Skin Care

Residents who are dying are at high risk of tissue damage. They have reduced capacity for healing and prevention of injury should be the primary aim.

  • Careful positioning, avoid friction and shearing forces, bumps and scratches
  • No vigorous skin rubbing
  • Appropriate continence management program
  • Clean skin with pH neutral skin cleanser and dry thoroughly
  • Protect skin with water based skin emollients
  • Pressure relieving devices

A recent review [1] found that:

  • high specification foam mattresses are more effective at preventing pressure injuries than standard foam mattresses and should be used for people at high risk of pressure injury.
  • medical grade Australian sheepskins (but not synthetic sheepskins) have also been shown to be effective at reducing pressure injuries.
  • no conclusions were able to be drawn about high technology devices, such as alternating pressure mattresses due to the limited evidence base
  • pressure relieving devices should be chosen with regard to the resident’s requirements and comfort.

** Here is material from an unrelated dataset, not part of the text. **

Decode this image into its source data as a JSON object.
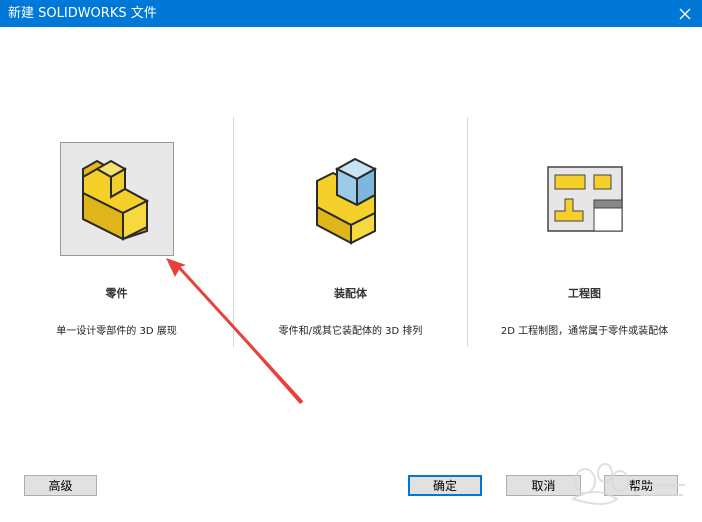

A resident sitting in a standard wheelchair, other than for a very short time, requires a pressure relieving cushion on the seat. It is preferable that the cushion also reduces shear forces. [2] It has been common practice to recommend a schedule for repositioning residents unable to move themselves. There is no evidence that one time interval is more effective than another. The APRAC guidelines [3] suggest a repositioning regime should be based on the assessed need of the resident. Questions to consider include:

  • what alternatives to repositioning are available, pressure relieving devices?
  • will the intervention cause more discomfort than is necessary?
  • what is the residents preferred position?
  • is it essential to alter the position of the resident?
Falls, friction and shearing forces can also result in skin tears. Skin tears are acute injury that results in the separation of skin layers. Although skin tears are common and painful injuries the evidence for how to prevent or treat them is still developing. Consensus guidelines [4] have recently been published.

Adhesive tapes used to secure dressings, catheters and medical devices can also cause skin injury if used or removed incorrectly. [5]
  1. McInnes E, Jammali-Blasi A, Bell-Syer SEM, Dumville JC, Cullum N. Support surfaces for pressure ulcer prevention. Cochrane Database Syst Rev. 2011 Apr 13;(4):CD001735.
  2. Brienza DM, Karg PE, Geyer MJ, Kelsey S, Trefler E. The relationship between pressure ulcer incidence and buttock-seat cushion interface pressure in at-risk elderly wheelchair users. Arch Phys Med Rehabil. 2001 Apr;82(4):529-33.
  3. Australian Palliative Residential Aged Care (APRAC) project. Guidelines for a palliative approach in residential aged care Enhanced version - May 2006. Canberra: Commonwealth of Australia, 2006.
  4. LeBlanc K, Baranoski S. International skin tear advisory panel: Putting it all together, a tool kit to aid in the prevention, assessment using a simplified classification system and treatment of skin tears. World Council of Enterostomal Therapists Journal. 2014 Jan-Feb-Mar;34(1):12-27.
  5. McNichol L, Lund C, Rosen T, Gray M. Medical adhesives and patient safety: state of the science. consensus statements for the assessment, prevention, and treatment of adhesive-related skin injuries. J Wound Ostomy Continence Nurs. 2013 Jul-Aug;40(4):365-80.

Online Learning

  • Wound Innovations offers online education in wound care and prevention. Fees apply.
Last updated 05 July 2018